Excerpts from an interface dataset:
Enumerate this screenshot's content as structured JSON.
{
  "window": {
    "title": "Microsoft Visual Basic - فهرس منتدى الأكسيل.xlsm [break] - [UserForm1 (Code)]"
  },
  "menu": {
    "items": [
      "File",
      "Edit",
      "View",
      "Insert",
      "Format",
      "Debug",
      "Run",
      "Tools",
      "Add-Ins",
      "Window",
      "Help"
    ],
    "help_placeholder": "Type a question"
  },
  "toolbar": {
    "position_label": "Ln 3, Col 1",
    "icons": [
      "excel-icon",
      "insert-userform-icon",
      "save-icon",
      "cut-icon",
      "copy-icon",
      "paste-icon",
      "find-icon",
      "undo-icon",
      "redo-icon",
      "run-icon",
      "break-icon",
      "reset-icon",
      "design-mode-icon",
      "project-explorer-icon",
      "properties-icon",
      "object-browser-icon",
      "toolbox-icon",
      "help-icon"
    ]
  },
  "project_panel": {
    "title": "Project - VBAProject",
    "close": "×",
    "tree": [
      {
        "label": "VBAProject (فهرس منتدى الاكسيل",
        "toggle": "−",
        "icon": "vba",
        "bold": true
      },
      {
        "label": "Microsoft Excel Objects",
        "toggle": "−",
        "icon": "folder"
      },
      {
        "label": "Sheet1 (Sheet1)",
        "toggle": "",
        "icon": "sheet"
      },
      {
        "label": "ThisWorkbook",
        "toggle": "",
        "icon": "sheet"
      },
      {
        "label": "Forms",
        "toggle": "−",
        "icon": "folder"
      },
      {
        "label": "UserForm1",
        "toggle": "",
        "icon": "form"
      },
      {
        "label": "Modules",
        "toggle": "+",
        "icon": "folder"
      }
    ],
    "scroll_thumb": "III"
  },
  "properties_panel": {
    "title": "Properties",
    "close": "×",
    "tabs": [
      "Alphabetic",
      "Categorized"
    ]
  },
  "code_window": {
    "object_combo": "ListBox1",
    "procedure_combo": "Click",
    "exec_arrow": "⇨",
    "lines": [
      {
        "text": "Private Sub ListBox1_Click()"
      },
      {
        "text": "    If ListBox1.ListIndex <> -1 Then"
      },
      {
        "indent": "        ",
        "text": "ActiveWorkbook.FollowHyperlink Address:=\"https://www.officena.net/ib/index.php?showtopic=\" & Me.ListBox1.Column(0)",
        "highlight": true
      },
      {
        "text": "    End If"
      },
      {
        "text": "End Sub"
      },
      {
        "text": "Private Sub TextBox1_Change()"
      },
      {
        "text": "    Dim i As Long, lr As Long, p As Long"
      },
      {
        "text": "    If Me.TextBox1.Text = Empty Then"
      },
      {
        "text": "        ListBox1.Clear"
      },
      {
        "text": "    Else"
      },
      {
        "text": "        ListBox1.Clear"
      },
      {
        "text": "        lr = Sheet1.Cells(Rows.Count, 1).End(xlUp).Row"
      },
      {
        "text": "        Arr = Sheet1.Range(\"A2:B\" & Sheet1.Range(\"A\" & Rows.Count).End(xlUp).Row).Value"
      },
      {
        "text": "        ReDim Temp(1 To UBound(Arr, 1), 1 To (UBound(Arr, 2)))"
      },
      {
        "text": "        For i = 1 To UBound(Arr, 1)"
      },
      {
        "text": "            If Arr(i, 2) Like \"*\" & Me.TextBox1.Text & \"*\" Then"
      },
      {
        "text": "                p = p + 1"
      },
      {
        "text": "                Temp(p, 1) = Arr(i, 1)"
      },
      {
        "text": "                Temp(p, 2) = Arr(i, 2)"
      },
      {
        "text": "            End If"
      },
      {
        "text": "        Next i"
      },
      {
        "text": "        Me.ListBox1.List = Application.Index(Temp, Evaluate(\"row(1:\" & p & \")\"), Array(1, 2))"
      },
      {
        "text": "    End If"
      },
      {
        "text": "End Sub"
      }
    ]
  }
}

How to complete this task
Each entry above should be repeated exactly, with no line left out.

Answer box
Enumerate this screenshot's content as structured JSON.
{
  "window": {
    "title": "Microsoft Visual Basic - فهرس منتدى الأكسيل.xlsm [break] - [UserForm1 (Code)]"
  },
  "menu": {
    "items": [
      "File",
      "Edit",
      "View",
      "Insert",
      "Format",
      "Debug",
      "Run",
      "Tools",
      "Add-Ins",
      "Window",
      "Help"
    ],
    "help_placeholder": "Type a question"
  },
  "toolbar": {
    "position_label": "Ln 3, Col 1",
    "icons": [
      "excel-icon",
      "insert-userform-icon",
      "save-icon",
      "cut-icon",
      "copy-icon",
      "paste-icon",
      "find-icon",
      "undo-icon",
      "redo-icon",
      "run-icon",
      "break-icon",
      "reset-icon",
      "design-mode-icon",
      "project-explorer-icon",
      "properties-icon",
      "object-browser-icon",
      "toolbox-icon",
      "help-icon"
    ]
  },
  "project_panel": {
    "title": "Project - VBAProject",
    "close": "×",
    "tree": [
      {
        "label": "VBAProject (فهرس منتدى الاكسيل",
        "toggle": "−",
        "icon": "vba",
        "bold": true
      },
      {
        "label": "Microsoft Excel Objects",
        "toggle": "−",
        "icon": "folder"
      },
      {
        "label": "Sheet1 (Sheet1)",
        "toggle": "",
        "icon": "sheet"
      },
      {
        "label": "ThisWorkbook",
        "toggle": "",
        "icon": "sheet"
      },
      {
        "label": "Forms",
        "toggle": "−",
        "icon": "folder"
      },
      {
        "label": "UserForm1",
        "toggle": "",
        "icon": "form"
      },
      {
        "label": "Modules",
        "toggle": "+",
        "icon": "folder"
      }
    ],
    "scroll_thumb": "III"
  },
  "properties_panel": {
    "title": "Properties",
    "close": "×",
    "tabs": [
      "Alphabetic",
      "Categorized"
    ]
  },
  "code_window": {
    "object_combo": "ListBox1",
    "procedure_combo": "Click",
    "exec_arrow": "⇨",
    "lines": [
      {
        "text": "Private Sub ListBox1_Click()"
      },
      {
        "text": "    If ListBox1.ListIndex <> -1 Then"
      },
      {
        "indent": "        ",
        "text": "ActiveWorkbook.FollowHyperlink Address:=\"https://www.officena.net/ib/index.php?showtopic=\" & Me.ListBox1.Column(0)",
        "highlight": true
      },
      {
        "text": "    End If"
      },
      {
        "text": "End Sub"
      },
      {
        "text": "Private Sub TextBox1_Change()"
      },
      {
        "text": "    Dim i As Long, lr As Long, p As Long"
      },
      {
        "text": "    If Me.TextBox1.Text = Empty Then"
      },
      {
        "text": "        ListBox1.Clear"
      },
      {
        "text": "    Else"
      },
      {
        "text": "        ListBox1.Clear"
      },
      {
        "text": "        lr = Sheet1.Cells(Rows.Count, 1).End(xlUp).Row"
      },
      {
        "text": "        Arr = Sheet1.Range(\"A2:B\" & Sheet1.Range(\"A\" & Rows.Count).End(xlUp).Row).Value"
      },
      {
        "text": "        ReDim Temp(1 To UBound(Arr, 1), 1 To (UBound(Arr, 2)))"
      },
      {
        "text": "        For i = 1 To UBound(Arr, 1)"
      },
      {
        "text": "            If Arr(i, 2) Like \"*\" & Me.TextBox1.Text & \"*\" Then"
      },
      {
        "text": "                p = p + 1"
      },
      {
        "text": "                Temp(p, 1) = Arr(i, 1)"
      },
      {
        "text": "                Temp(p, 2) = Arr(i, 2)"
      },
      {
        "text": "            End If"
      },
      {
        "text": "        Next i"
      },
      {
        "text": "        Me.ListBox1.List = Application.Index(Temp, Evaluate(\"row(1:\" & p & \")\"), Array(1, 2))"
      },
      {
        "text": "    End If"
      },
      {
        "text": "End Sub"
      }
    ]
  }
}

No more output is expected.